The first job to be tackled was to “winterize” the boat, i.e. drain off all the water, check the anti freeze in the engine and central heating and fit an automatic bilge pump.

No real problem there except communication, the mechanic just didn’t answer e mails. Difficult to do business like that.

The nice marina lady had a quiet word with him, and things did improve, thanks Debs you have been a star through out . He later confided in me the reason for this was that he was dyslexic, apparently a malady [he] claims affects a lot of mechanics.[It turns out that he is a great mechanic and a nice guy to boot].

That goes pretty high on my list of lame excuses, the top one being a really nice Irish guy Pat, who I had employed as a carpenter years ago when I lived in London. He was always a bit late for work, when I finally collared him about it; he said he could never decide what to wear to work.

Nice one Pat.

I digress, the boat was winterized, which was just as well as it was a cold one and the whole marina froze over.

Next job was to have her taken out of the water, have the hull stripped back to bare metal and have a bit of over plating done. There were a couple of areas where there was pitting, and I though if she’s out of the water, may as well do the job right, so a small amount of over plating and then the hull was blacked, and the engine bay partially de-rusted and then back in the water.

Seems like a good job was done, I had the marine surveyor who had done the original survey, check out all the major works and give me written reports and photos, so all good except once again communications.

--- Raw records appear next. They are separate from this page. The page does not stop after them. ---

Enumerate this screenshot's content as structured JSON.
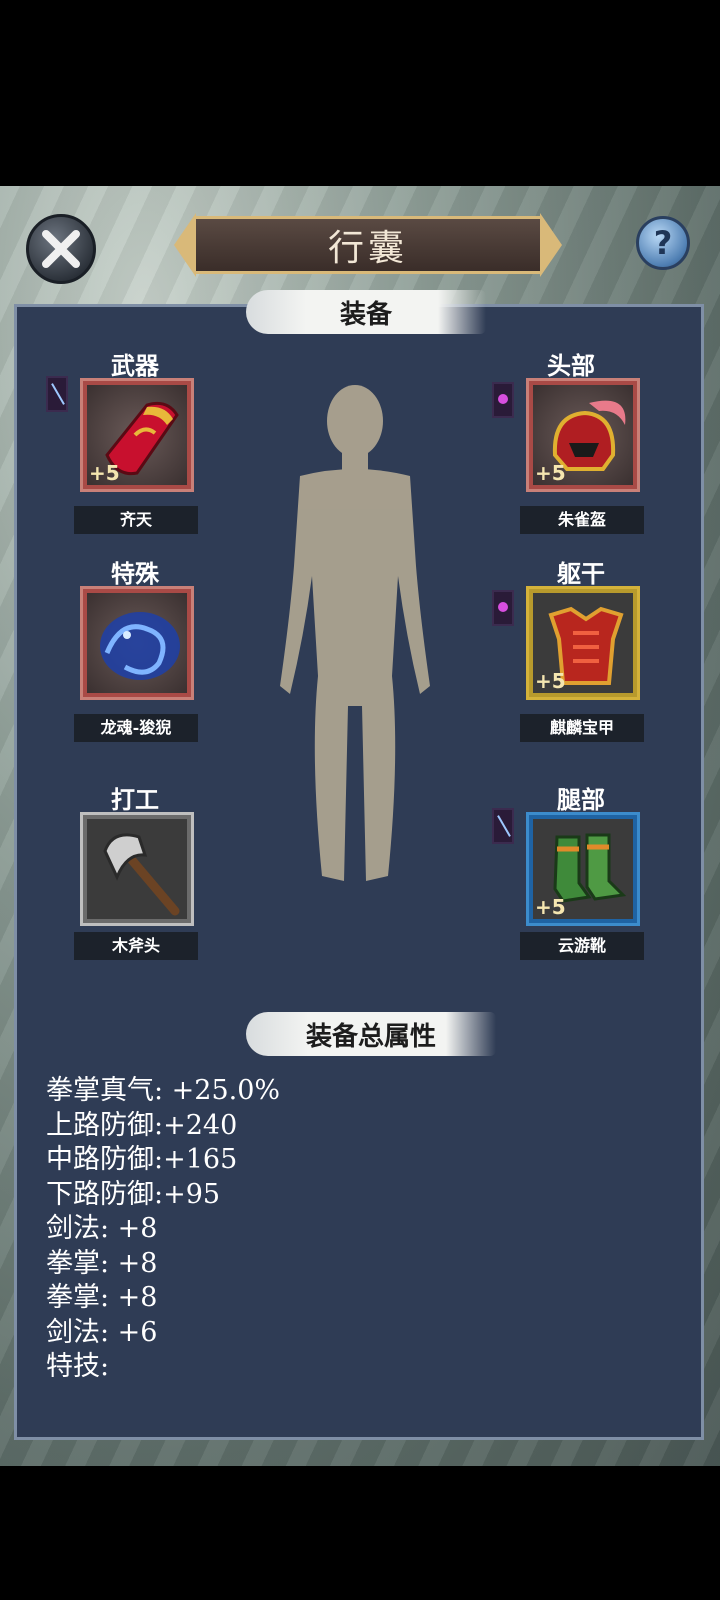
{
  "header": {
    "title": "行囊",
    "close_icon": "close-icon",
    "help_icon": "help-icon"
  },
  "equipment": {
    "section_title": "装备",
    "slots": [
      {
        "label": "武器",
        "name": "齐天",
        "plus": "+5",
        "icon": "red-bracer-icon",
        "gem": "sword"
      },
      {
        "label": "头部",
        "name": "朱雀盔",
        "plus": "+5",
        "icon": "phoenix-helmet-icon",
        "gem": "purple"
      },
      {
        "label": "特殊",
        "name": "龙魂-狻猊",
        "plus": "",
        "icon": "dragon-soul-icon",
        "gem": ""
      },
      {
        "label": "躯干",
        "name": "麒麟宝甲",
        "plus": "+5",
        "icon": "qilin-armor-icon",
        "gem": "purple"
      },
      {
        "label": "打工",
        "name": "木斧头",
        "plus": "",
        "icon": "wood-axe-icon",
        "gem": ""
      },
      {
        "label": "腿部",
        "name": "云游靴",
        "plus": "+5",
        "icon": "green-boots-icon",
        "gem": "sword"
      }
    ]
  },
  "stats": {
    "section_title": "装备总属性",
    "lines": [
      "拳掌真气: +25.0%",
      "上路防御:+240",
      "中路防御:+165",
      "下路防御:+95",
      "剑法: +8",
      "拳掌: +8",
      "拳掌: +8",
      "剑法: +6",
      "特技:"
    ]
  },
  "colors": {
    "panel": "#2f3c55",
    "slot_red": "#c98078",
    "slot_gold": "#d4b23a",
    "slot_blue": "#3c8ccc",
    "slot_gray": "#bfbfbf"
  }
}
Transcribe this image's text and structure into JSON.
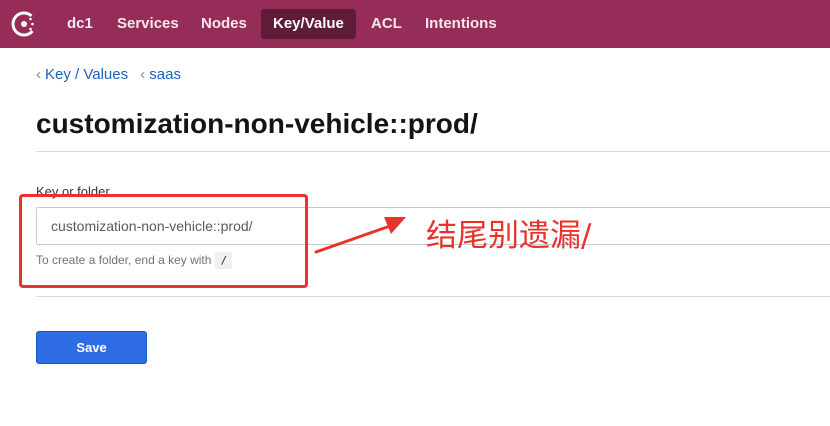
{
  "nav": {
    "items": [
      {
        "label": "dc1"
      },
      {
        "label": "Services"
      },
      {
        "label": "Nodes"
      },
      {
        "label": "Key/Value",
        "active": true
      },
      {
        "label": "ACL"
      },
      {
        "label": "Intentions"
      }
    ]
  },
  "breadcrumb": {
    "items": [
      {
        "label": "Key / Values"
      },
      {
        "label": "saas"
      }
    ]
  },
  "page": {
    "title": "customization-non-vehicle::prod/"
  },
  "form": {
    "key_label": "Key or folder",
    "key_value": "customization-non-vehicle::prod/",
    "help_text": "To create a folder, end a key with",
    "help_code": "/",
    "save_label": "Save"
  },
  "annotation": {
    "text": "结尾别遗漏/",
    "color": "#e8322b"
  },
  "colors": {
    "brand": "#962d59",
    "nav_active": "#5e1c38",
    "primary_button": "#2e6de6",
    "link": "#1f5fbf"
  }
}
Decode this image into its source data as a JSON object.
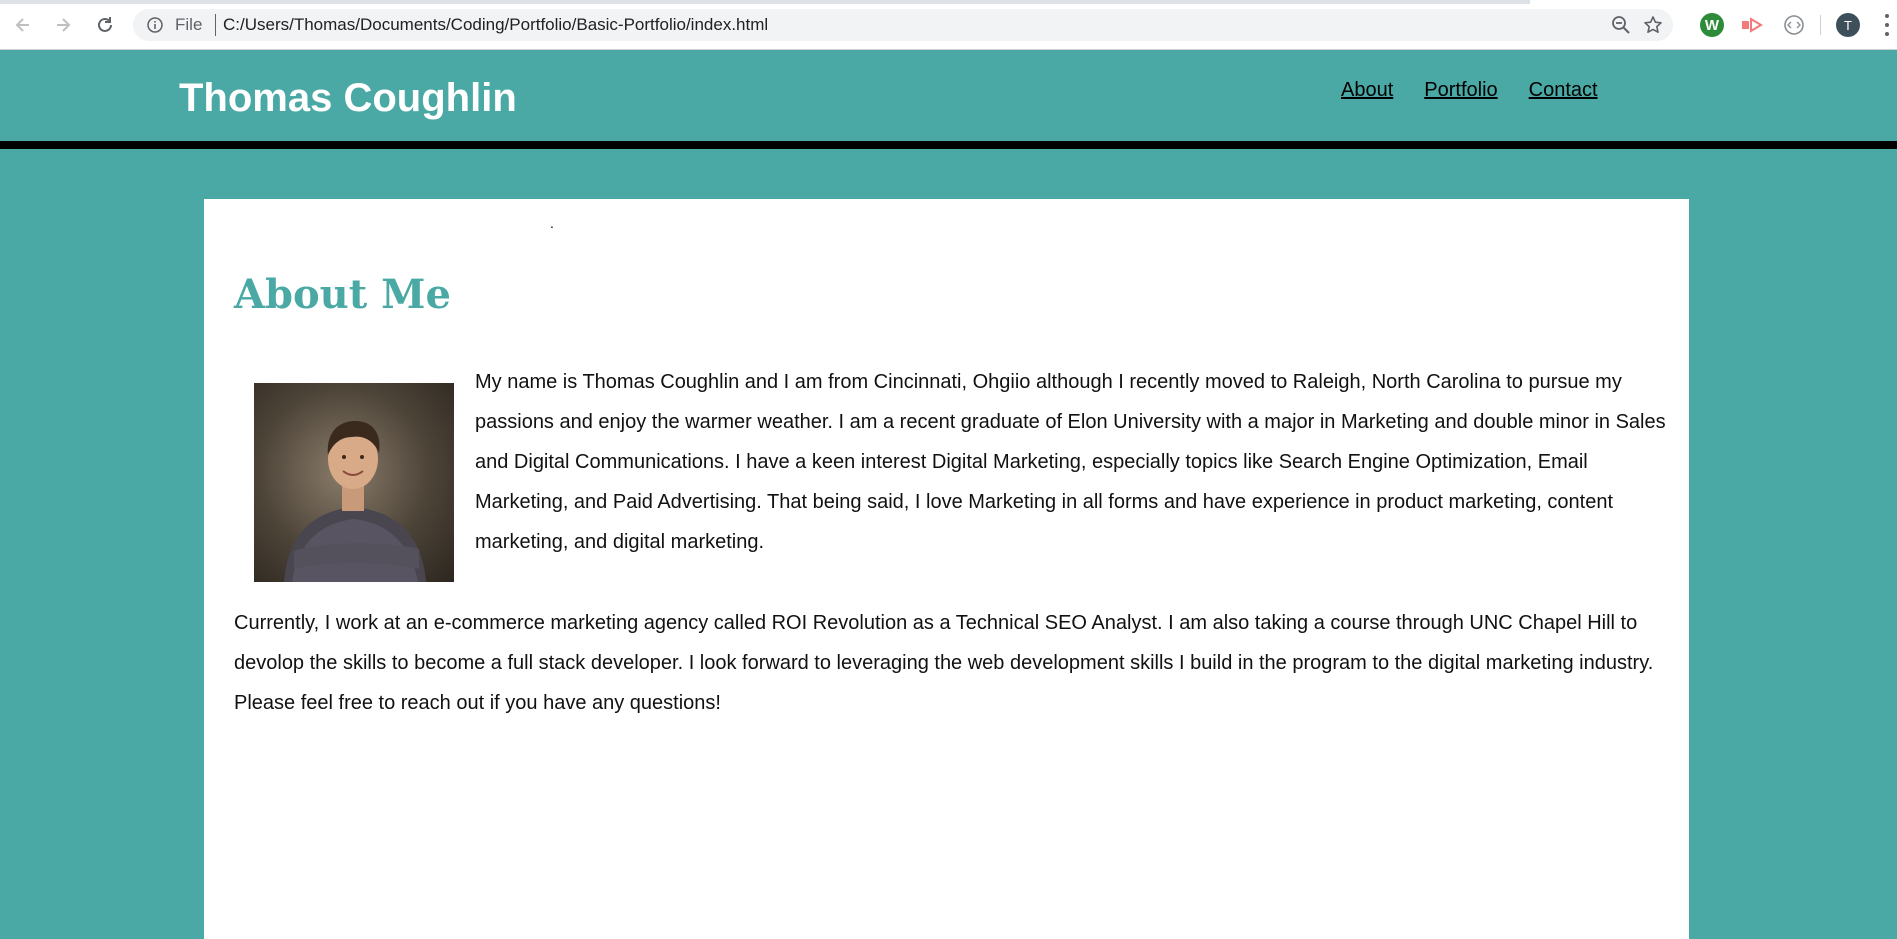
{
  "browser": {
    "url_scheme_label": "File",
    "url": "C:/Users/Thomas/Documents/Coding/Portfolio/Basic-Portfolio/index.html",
    "extension_w_label": "W",
    "profile_initial": "T",
    "icons": [
      "back-arrow-icon",
      "forward-arrow-icon",
      "reload-icon",
      "info-icon",
      "zoom-out-icon",
      "star-icon",
      "extension-w-icon",
      "extension-arrow-icon",
      "extension-code-icon",
      "profile-avatar",
      "more-menu-icon"
    ]
  },
  "header": {
    "title": "Thomas Coughlin",
    "nav": [
      "About",
      "Portfolio",
      "Contact"
    ]
  },
  "main": {
    "stray_text": ".",
    "section_title": "About Me",
    "paragraph1": "My name is Thomas Coughlin and I am from Cincinnati, Ohgiio although I recently moved to Raleigh, North Carolina to pursue my passions and enjoy the warmer weather. I am a recent graduate of Elon University with a major in Marketing and double minor in Sales and Digital Communications. I have a keen interest Digital Marketing, especially topics like Search Engine Optimization, Email Marketing, and Paid Advertising. That being said, I love Marketing in all forms and have experience in product marketing, content marketing, and digital marketing.",
    "paragraph2": "Currently, I work at an e-commerce marketing agency called ROI Revolution as a Technical SEO Analyst. I am also taking a course through UNC Chapel Hill to devolop the skills to become a full stack developer. I look forward to leveraging the web development skills I build in the program to the digital marketing industry. Please feel free to reach out if you have any questions!"
  },
  "colors": {
    "brand_teal": "#4aa9a4",
    "header_rule": "#000000",
    "card_bg": "#ffffff"
  }
}
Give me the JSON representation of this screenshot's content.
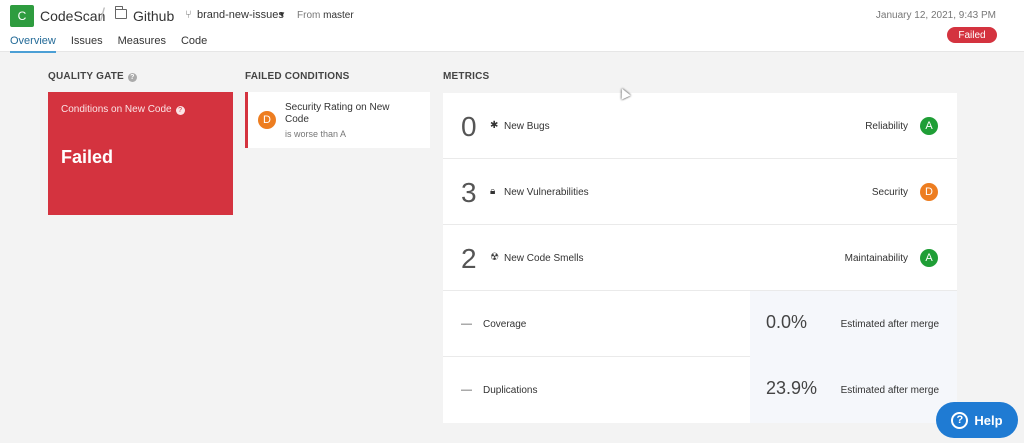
{
  "header": {
    "logo_letter": "C",
    "org": "CodeScan",
    "separator": "/",
    "repo": "Github",
    "branch": "brand-new-issues",
    "from_label": "From",
    "from_branch": "master",
    "date": "January 12, 2021, 9:43 PM",
    "status": "Failed"
  },
  "nav": {
    "tabs": [
      {
        "label": "Overview",
        "active": true
      },
      {
        "label": "Issues"
      },
      {
        "label": "Measures"
      },
      {
        "label": "Code"
      }
    ]
  },
  "quality_gate": {
    "title": "QUALITY GATE",
    "subtitle": "Conditions on New Code",
    "status": "Failed",
    "color": "#d4333f"
  },
  "failed_conditions": {
    "title": "FAILED CONDITIONS",
    "items": [
      {
        "rating": "D",
        "metric": "Security Rating on New Code",
        "detail": "is worse than A"
      }
    ]
  },
  "metrics": {
    "title": "METRICS",
    "rows": [
      {
        "value": "0",
        "icon": "bug-icon",
        "label": "New Bugs",
        "category": "Reliability",
        "rating": "A"
      },
      {
        "value": "3",
        "icon": "lock-icon",
        "label": "New Vulnerabilities",
        "category": "Security",
        "rating": "D"
      },
      {
        "value": "2",
        "icon": "code-smell-icon",
        "label": "New Code Smells",
        "category": "Maintainability",
        "rating": "A"
      }
    ],
    "extra": [
      {
        "dash": "—",
        "label": "Coverage",
        "value": "0.0%",
        "note": "Estimated after merge"
      },
      {
        "dash": "—",
        "label": "Duplications",
        "value": "23.9%",
        "note": "Estimated after merge"
      }
    ]
  },
  "help": {
    "icon": "?",
    "label": "Help"
  },
  "colors": {
    "accent": "#4b9fd5",
    "rating_a": "#1f9e36",
    "rating_d": "#ed7d20",
    "help": "#1f7bd3"
  }
}
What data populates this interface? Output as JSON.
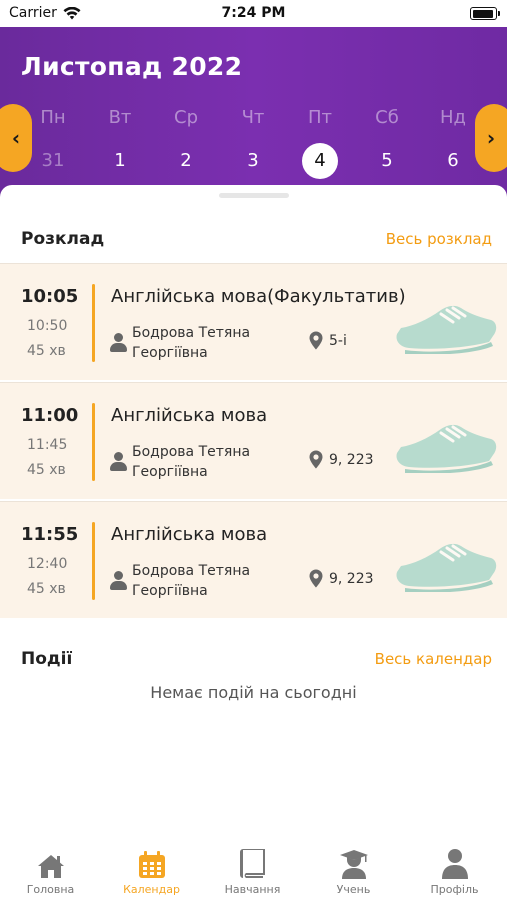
{
  "status_bar": {
    "carrier": "Carrier",
    "time": "7:24 PM"
  },
  "header": {
    "month": "Листопад 2022",
    "prev_icon": "chevron-left-icon",
    "next_icon": "chevron-right-icon",
    "days": [
      {
        "name": "Пн",
        "num": "31"
      },
      {
        "name": "Вт",
        "num": "1"
      },
      {
        "name": "Ср",
        "num": "2"
      },
      {
        "name": "Чт",
        "num": "3"
      },
      {
        "name": "Пт",
        "num": "4"
      },
      {
        "name": "Сб",
        "num": "5"
      },
      {
        "name": "Нд",
        "num": "6"
      }
    ],
    "selected_day": "4"
  },
  "schedule": {
    "title": "Розклад",
    "link": "Весь розклад",
    "lessons": [
      {
        "start": "10:05",
        "end": "10:50",
        "duration": "45 хв",
        "subject": "Англійська мова(Факультатив)",
        "teacher_line1": "Бодрова Тетяна",
        "teacher_line2": "Георгіївна",
        "room": "5-і"
      },
      {
        "start": "11:00",
        "end": "11:45",
        "duration": "45 хв",
        "subject": "Англійська мова",
        "teacher_line1": "Бодрова Тетяна",
        "teacher_line2": "Георгіївна",
        "room": "9, 223"
      },
      {
        "start": "11:55",
        "end": "12:40",
        "duration": "45 хв",
        "subject": "Англійська мова",
        "teacher_line1": "Бодрова Тетяна",
        "teacher_line2": "Георгіївна",
        "room": "9, 223"
      }
    ]
  },
  "events": {
    "title": "Події",
    "link": "Весь календар",
    "empty": "Немає подій на сьогодні"
  },
  "tabbar": {
    "tabs": [
      {
        "label": "Головна",
        "icon": "home-icon"
      },
      {
        "label": "Календар",
        "icon": "calendar-icon"
      },
      {
        "label": "Навчання",
        "icon": "book-icon"
      },
      {
        "label": "Учень",
        "icon": "student-icon"
      },
      {
        "label": "Профіль",
        "icon": "profile-icon"
      }
    ],
    "active": "Календар"
  },
  "colors": {
    "header": "#7b2fb0",
    "accent": "#f5a623",
    "lesson_bg": "#fcf3e8",
    "shoe": "#7fc9b9"
  }
}
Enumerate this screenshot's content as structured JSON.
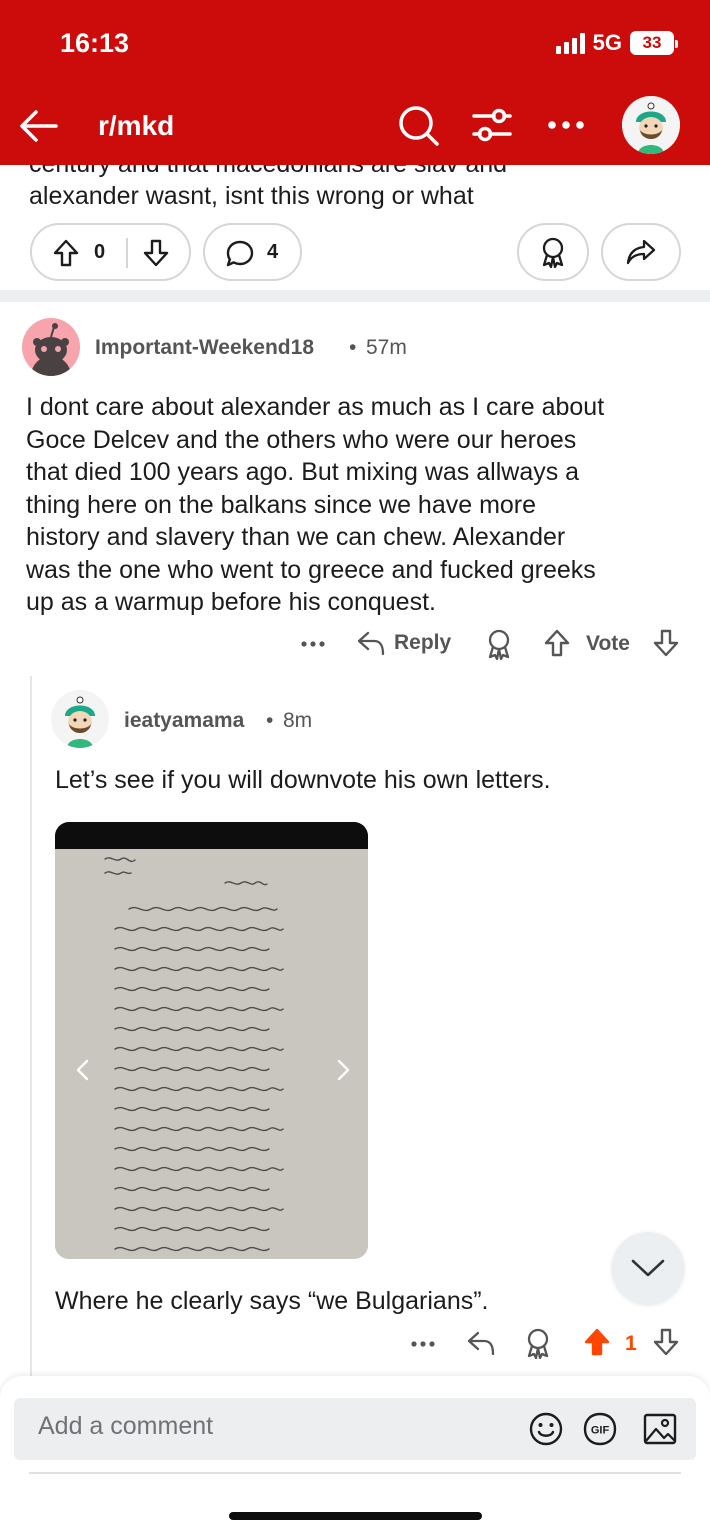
{
  "status_bar": {
    "time": "16:13",
    "network": "5G",
    "battery": "33"
  },
  "nav": {
    "subreddit": "r/mkd",
    "back_icon": "back-arrow-icon",
    "search_icon": "search-icon",
    "filter_icon": "filter-icon",
    "more_icon": "more-horizontal-icon"
  },
  "post": {
    "text_line1": "century and that macedonians are slav and",
    "text_line2": "alexander wasnt, isnt this wrong or what",
    "votes": "0",
    "comments": "4"
  },
  "comment1": {
    "username": "Important-Weekend18",
    "time": "57m",
    "lines": [
      "I dont care about alexander as much as I care about",
      "Goce Delcev and the others who were our heroes",
      "that died 100 years ago. But mixing was allways a",
      "thing here on the balkans since we have more",
      "history and slavery than we can chew. Alexander",
      "was the one who went to greece and fucked greeks",
      "up as a warmup before his conquest."
    ],
    "reply_label": "Reply",
    "vote_label": "Vote"
  },
  "comment2": {
    "username": "ieatyamama",
    "time": "8m",
    "text1": "Let’s see if you will downvote his own letters.",
    "text2": "Where he clearly says “we Bulgarians”.",
    "votes": "1",
    "upvote_color": "#ff4500"
  },
  "composer": {
    "placeholder": "Add a comment"
  },
  "colors": {
    "header": "#cc0b0b",
    "upvote": "#ff4500"
  }
}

I then came across a great guy, the partner of the woman who runs the marina and a carpenter/narrow boat fitter outer .He replaced the stern deck and did a great job, also did a great job on de-greasing, de-rusting and painting the engine compartment. A job I should have done myself, but I just didn’t fancy it, not only that be was great with communications and chasing other people up

So that takes us up to present.

There needs to be a bit of electrical work, not much. The outside is badly in need of paint, Sarah and I can do that and a bit of a tidy up inside, and then she will be a really nice boat.